◆ **To do**:
Retype the listing exactly, minus its pictures.

◆ **Input data**:
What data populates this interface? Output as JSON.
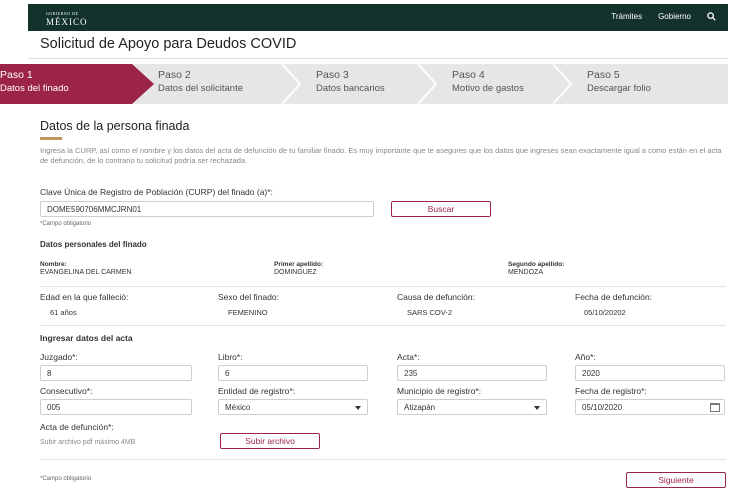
{
  "header": {
    "logo_small": "GOBIERNO DE",
    "logo_main": "MÉXICO",
    "nav": [
      "Trámites",
      "Gobierno"
    ],
    "search_icon": "search-icon"
  },
  "page_title": "Solicitud de Apoyo para Deudos COVID",
  "steps": [
    {
      "number": "Paso 1",
      "label": "Datos del finado"
    },
    {
      "number": "Paso 2",
      "label": "Datos del solicitante"
    },
    {
      "number": "Paso 3",
      "label": "Datos bancarios"
    },
    {
      "number": "Paso 4",
      "label": "Motivo de gastos"
    },
    {
      "number": "Paso 5",
      "label": "Descargar folio"
    }
  ],
  "section": {
    "title": "Datos de la persona finada",
    "intro": "Ingresa la CURP, así como el nombre y los datos del acta de defunción de tu familiar finado. Es muy importante que te asegures que los datos que ingreses sean exactamente igual a como están en el acta de defunción, de lo contrario tu solicitud podría ser rechazada."
  },
  "curp": {
    "label": "Clave Única de Registro de Población (CURP) del finado (a)*:",
    "value": "DOME590706MMCJRN01",
    "hint": "*Campo obligatorio",
    "search_button": "Buscar"
  },
  "personal": {
    "title": "Datos  personales del finado",
    "nombre_label": "Nombre:",
    "nombre": "EVANGELINA DEL CARMEN",
    "primer_label": "Primer apellido:",
    "primer": "DOMINGUEZ",
    "segundo_label": "Segundo apellido:",
    "segundo": "MENDOZA",
    "edad_label": "Edad en la que falleció:",
    "edad": "61 años",
    "sexo_label": "Sexo del finado:",
    "sexo": "FEMENINO",
    "causa_label": "Causa de defunción:",
    "causa": "SARS COV-2",
    "fecha_label": "Fecha de defunción:",
    "fecha": "05/10/20202"
  },
  "acta": {
    "title": "Ingresar datos del acta",
    "juzgado_label": "Juzgado*:",
    "juzgado": "8",
    "libro_label": "Libro*:",
    "libro": "6",
    "acta_label": "Acta*:",
    "acta": "235",
    "anio_label": "Año*:",
    "anio": "2020",
    "consecutivo_label": "Consecutivo*:",
    "consecutivo": "005",
    "entidad_label": "Entidad de registro*:",
    "entidad": "México",
    "municipio_label": "Municipio de registro*:",
    "municipio": "Atizapán",
    "fecha_reg_label": "Fecha de registro*:",
    "fecha_reg": "05/10/2020",
    "acta_def_label": "Acta de defunción*:",
    "acta_def_hint": "Subir archivo pdf máximo 4MB",
    "upload_button": "Subir archivo"
  },
  "footer": {
    "hint": "*Campo obligatorio",
    "next_button": "Siguiente"
  },
  "colors": {
    "primary": "#9d2449",
    "header_bg": "#13322b",
    "accent_gold": "#bc955c",
    "steps_bg": "#e6e6e6"
  }
}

◆ **Your response**:
What data populates this interface? Output as JSON.
{
  "header": {
    "logo_small": "GOBIERNO DE",
    "logo_main": "MÉXICO",
    "nav": [
      "Trámites",
      "Gobierno"
    ],
    "search_icon": "search-icon"
  },
  "page_title": "Solicitud de Apoyo para Deudos COVID",
  "steps": [
    {
      "number": "Paso 1",
      "label": "Datos del finado"
    },
    {
      "number": "Paso 2",
      "label": "Datos del solicitante"
    },
    {
      "number": "Paso 3",
      "label": "Datos bancarios"
    },
    {
      "number": "Paso 4",
      "label": "Motivo de gastos"
    },
    {
      "number": "Paso 5",
      "label": "Descargar folio"
    }
  ],
  "section": {
    "title": "Datos de la persona finada",
    "intro": "Ingresa la CURP, así como el nombre y los datos del acta de defunción de tu familiar finado. Es muy importante que te asegures que los datos que ingreses sean exactamente igual a como están en el acta de defunción, de lo contrario tu solicitud podría ser rechazada."
  },
  "curp": {
    "label": "Clave Única de Registro de Población (CURP) del finado (a)*:",
    "value": "DOME590706MMCJRN01",
    "hint": "*Campo obligatorio",
    "search_button": "Buscar"
  },
  "personal": {
    "title": "Datos  personales del finado",
    "nombre_label": "Nombre:",
    "nombre": "EVANGELINA DEL CARMEN",
    "primer_label": "Primer apellido:",
    "primer": "DOMINGUEZ",
    "segundo_label": "Segundo apellido:",
    "segundo": "MENDOZA",
    "edad_label": "Edad en la que falleció:",
    "edad": "61 años",
    "sexo_label": "Sexo del finado:",
    "sexo": "FEMENINO",
    "causa_label": "Causa de defunción:",
    "causa": "SARS COV-2",
    "fecha_label": "Fecha de defunción:",
    "fecha": "05/10/20202"
  },
  "acta": {
    "title": "Ingresar datos del acta",
    "juzgado_label": "Juzgado*:",
    "juzgado": "8",
    "libro_label": "Libro*:",
    "libro": "6",
    "acta_label": "Acta*:",
    "acta": "235",
    "anio_label": "Año*:",
    "anio": "2020",
    "consecutivo_label": "Consecutivo*:",
    "consecutivo": "005",
    "entidad_label": "Entidad de registro*:",
    "entidad": "México",
    "municipio_label": "Municipio de registro*:",
    "municipio": "Atizapán",
    "fecha_reg_label": "Fecha de registro*:",
    "fecha_reg": "05/10/2020",
    "acta_def_label": "Acta de defunción*:",
    "acta_def_hint": "Subir archivo pdf máximo 4MB",
    "upload_button": "Subir archivo"
  },
  "footer": {
    "hint": "*Campo obligatorio",
    "next_button": "Siguiente"
  },
  "colors": {
    "primary": "#9d2449",
    "header_bg": "#13322b",
    "accent_gold": "#bc955c",
    "steps_bg": "#e6e6e6"
  }
}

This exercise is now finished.